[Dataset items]

# # # #

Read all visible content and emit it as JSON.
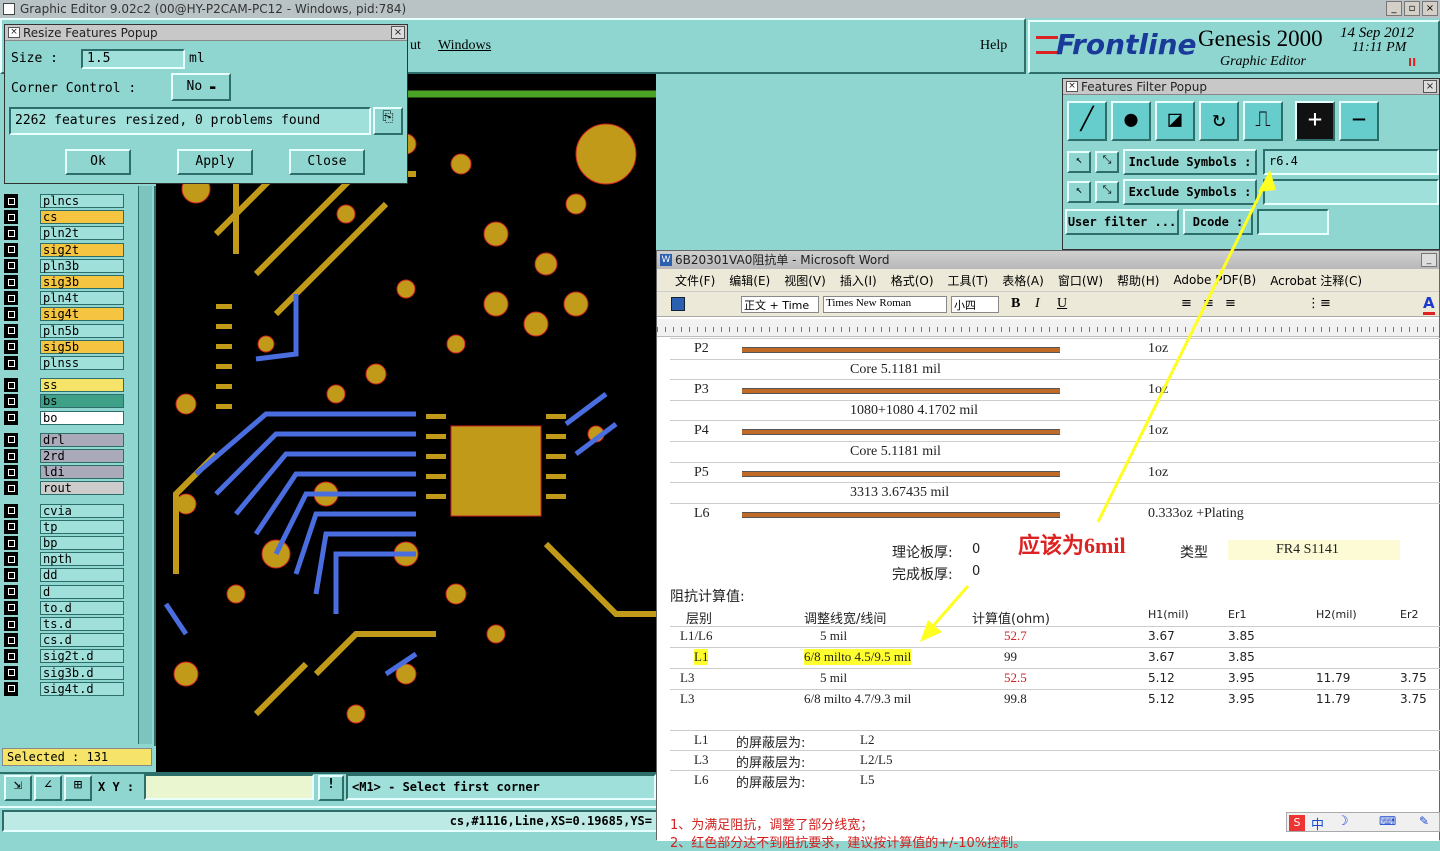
{
  "title_bar": "Graphic Editor 9.02c2 (00@HY-P2CAM-PC12 - Windows, pid:784)",
  "menu": {
    "partial": "ut",
    "windows": "Windows",
    "help": "Help"
  },
  "logo": {
    "brand": "Frontline",
    "product": "Genesis 2000",
    "subtitle": "Graphic Editor",
    "date": "14 Sep 2012",
    "time": "11:11 PM",
    "marker": "II"
  },
  "resize_popup": {
    "title": "Resize Features Popup",
    "size_label": "Size :",
    "size_value": "1.5",
    "size_unit": "ml",
    "corner_label": "Corner Control :",
    "corner_value": "No",
    "status": "2262 features resized, 0 problems found",
    "ok": "Ok",
    "apply": "Apply",
    "close": "Close"
  },
  "filter_popup": {
    "title": "Features Filter Popup",
    "include_label": "Include Symbols :",
    "include_value": "r6.4",
    "exclude_label": "Exclude Symbols :",
    "exclude_value": "",
    "user_filter": "User filter ...",
    "dcode": "Dcode :"
  },
  "layers": [
    "plncs",
    "cs",
    "pln2t",
    "sig2t",
    "pln3b",
    "sig3b",
    "pln4t",
    "sig4t",
    "pln5b",
    "sig5b",
    "plnss",
    "ss",
    "bs",
    "bo",
    "drl",
    "2rd",
    "ldi",
    "rout",
    "cvia",
    "tp",
    "bp",
    "npth",
    "dd",
    "d",
    "to.d",
    "ts.d",
    "cs.d",
    "sig2t.d",
    "sig3b.d",
    "sig4t.d"
  ],
  "selected": "Selected : 131",
  "xy_label": "X Y :",
  "prompt": "<M1> - Select first corner",
  "status_line": "cs,#1116,Line,XS=0.19685,YS=",
  "annotation": "应该为6mil",
  "word": {
    "title": "6B20301VA0阻抗单 - Microsoft Word",
    "menus": [
      "文件(F)",
      "编辑(E)",
      "视图(V)",
      "插入(I)",
      "格式(O)",
      "工具(T)",
      "表格(A)",
      "窗口(W)",
      "帮助(H)",
      "Adobe PDF(B)",
      "Acrobat 注释(C)"
    ],
    "style": "正文 + Time",
    "font": "Times New Roman",
    "size": "小四",
    "stack": [
      {
        "layer": "P2",
        "thk": "1oz"
      },
      {
        "desc": "Core    5.1181 mil"
      },
      {
        "layer": "P3",
        "thk": "1oz"
      },
      {
        "desc": "1080+1080     4.1702 mil"
      },
      {
        "layer": "P4",
        "thk": "1oz"
      },
      {
        "desc": "Core    5.1181 mil"
      },
      {
        "layer": "P5",
        "thk": "1oz"
      },
      {
        "desc": "3313     3.67435 mil"
      },
      {
        "layer": "L6",
        "thk": "0.333oz +Plating"
      }
    ],
    "theory_label": "理论板厚:",
    "theory_value": "0",
    "finish_label": "完成板厚:",
    "finish_value": "0",
    "type_label": "类型",
    "type_value": "FR4 S1141",
    "imp_label": "阻抗计算值:",
    "headers": [
      "层别",
      "调整线宽/线间",
      "计算值(ohm)",
      "H1(mil)",
      "Er1",
      "H2(mil)",
      "Er2"
    ],
    "rows": [
      {
        "layer": "L1/L6",
        "width": "5 mil",
        "val": "52.7",
        "h1": "3.67",
        "er1": "3.85",
        "h2": "",
        "er2": ""
      },
      {
        "layer": "L1",
        "width": "6/8 milto 4.5/9.5 mil",
        "val": "99",
        "h1": "3.67",
        "er1": "3.85",
        "h2": "",
        "er2": ""
      },
      {
        "layer": "L3",
        "width": "5 mil",
        "val": "52.5",
        "h1": "5.12",
        "er1": "3.95",
        "h2": "11.79",
        "er2": "3.75"
      },
      {
        "layer": "L3",
        "width": "6/8 milto 4.7/9.3 mil",
        "val": "99.8",
        "h1": "5.12",
        "er1": "3.95",
        "h2": "11.79",
        "er2": "3.75"
      }
    ],
    "shields": [
      {
        "layer": "L1",
        "label": "的屏蔽层为:",
        "value": "L2"
      },
      {
        "layer": "L3",
        "label": "的屏蔽层为:",
        "value": "L2/L5"
      },
      {
        "layer": "L6",
        "label": "的屏蔽层为:",
        "value": "L5"
      }
    ],
    "note1": "1、为满足阻抗，调整了部分线宽；",
    "note2": "2、红色部分达不到阻抗要求，建议按计算值的+/-10%控制。",
    "ime": "中"
  }
}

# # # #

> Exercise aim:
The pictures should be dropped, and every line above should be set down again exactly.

> Task output:
Read all visible content and emit it as JSON.
{
  "title_bar": "Graphic Editor 9.02c2 (00@HY-P2CAM-PC12 - Windows, pid:784)",
  "menu": {
    "partial": "ut",
    "windows": "Windows",
    "help": "Help"
  },
  "logo": {
    "brand": "Frontline",
    "product": "Genesis 2000",
    "subtitle": "Graphic Editor",
    "date": "14 Sep 2012",
    "time": "11:11 PM",
    "marker": "II"
  },
  "resize_popup": {
    "title": "Resize Features Popup",
    "size_label": "Size :",
    "size_value": "1.5",
    "size_unit": "ml",
    "corner_label": "Corner Control :",
    "corner_value": "No",
    "status": "2262 features resized, 0 problems found",
    "ok": "Ok",
    "apply": "Apply",
    "close": "Close"
  },
  "filter_popup": {
    "title": "Features Filter Popup",
    "include_label": "Include Symbols :",
    "include_value": "r6.4",
    "exclude_label": "Exclude Symbols :",
    "exclude_value": "",
    "user_filter": "User filter ...",
    "dcode": "Dcode :"
  },
  "layers": [
    "plncs",
    "cs",
    "pln2t",
    "sig2t",
    "pln3b",
    "sig3b",
    "pln4t",
    "sig4t",
    "pln5b",
    "sig5b",
    "plnss",
    "ss",
    "bs",
    "bo",
    "drl",
    "2rd",
    "ldi",
    "rout",
    "cvia",
    "tp",
    "bp",
    "npth",
    "dd",
    "d",
    "to.d",
    "ts.d",
    "cs.d",
    "sig2t.d",
    "sig3b.d",
    "sig4t.d"
  ],
  "selected": "Selected : 131",
  "xy_label": "X Y :",
  "prompt": "<M1> - Select first corner",
  "status_line": "cs,#1116,Line,XS=0.19685,YS=",
  "annotation": "应该为6mil",
  "word": {
    "title": "6B20301VA0阻抗单 - Microsoft Word",
    "menus": [
      "文件(F)",
      "编辑(E)",
      "视图(V)",
      "插入(I)",
      "格式(O)",
      "工具(T)",
      "表格(A)",
      "窗口(W)",
      "帮助(H)",
      "Adobe PDF(B)",
      "Acrobat 注释(C)"
    ],
    "style": "正文 + Time",
    "font": "Times New Roman",
    "size": "小四",
    "stack": [
      {
        "layer": "P2",
        "thk": "1oz"
      },
      {
        "desc": "Core    5.1181 mil"
      },
      {
        "layer": "P3",
        "thk": "1oz"
      },
      {
        "desc": "1080+1080     4.1702 mil"
      },
      {
        "layer": "P4",
        "thk": "1oz"
      },
      {
        "desc": "Core    5.1181 mil"
      },
      {
        "layer": "P5",
        "thk": "1oz"
      },
      {
        "desc": "3313     3.67435 mil"
      },
      {
        "layer": "L6",
        "thk": "0.333oz +Plating"
      }
    ],
    "theory_label": "理论板厚:",
    "theory_value": "0",
    "finish_label": "完成板厚:",
    "finish_value": "0",
    "type_label": "类型",
    "type_value": "FR4 S1141",
    "imp_label": "阻抗计算值:",
    "headers": [
      "层别",
      "调整线宽/线间",
      "计算值(ohm)",
      "H1(mil)",
      "Er1",
      "H2(mil)",
      "Er2"
    ],
    "rows": [
      {
        "layer": "L1/L6",
        "width": "5 mil",
        "val": "52.7",
        "h1": "3.67",
        "er1": "3.85",
        "h2": "",
        "er2": ""
      },
      {
        "layer": "L1",
        "width": "6/8 milto 4.5/9.5 mil",
        "val": "99",
        "h1": "3.67",
        "er1": "3.85",
        "h2": "",
        "er2": ""
      },
      {
        "layer": "L3",
        "width": "5 mil",
        "val": "52.5",
        "h1": "5.12",
        "er1": "3.95",
        "h2": "11.79",
        "er2": "3.75"
      },
      {
        "layer": "L3",
        "width": "6/8 milto 4.7/9.3 mil",
        "val": "99.8",
        "h1": "5.12",
        "er1": "3.95",
        "h2": "11.79",
        "er2": "3.75"
      }
    ],
    "shields": [
      {
        "layer": "L1",
        "label": "的屏蔽层为:",
        "value": "L2"
      },
      {
        "layer": "L3",
        "label": "的屏蔽层为:",
        "value": "L2/L5"
      },
      {
        "layer": "L6",
        "label": "的屏蔽层为:",
        "value": "L5"
      }
    ],
    "note1": "1、为满足阻抗，调整了部分线宽；",
    "note2": "2、红色部分达不到阻抗要求，建议按计算值的+/-10%控制。",
    "ime": "中"
  }
}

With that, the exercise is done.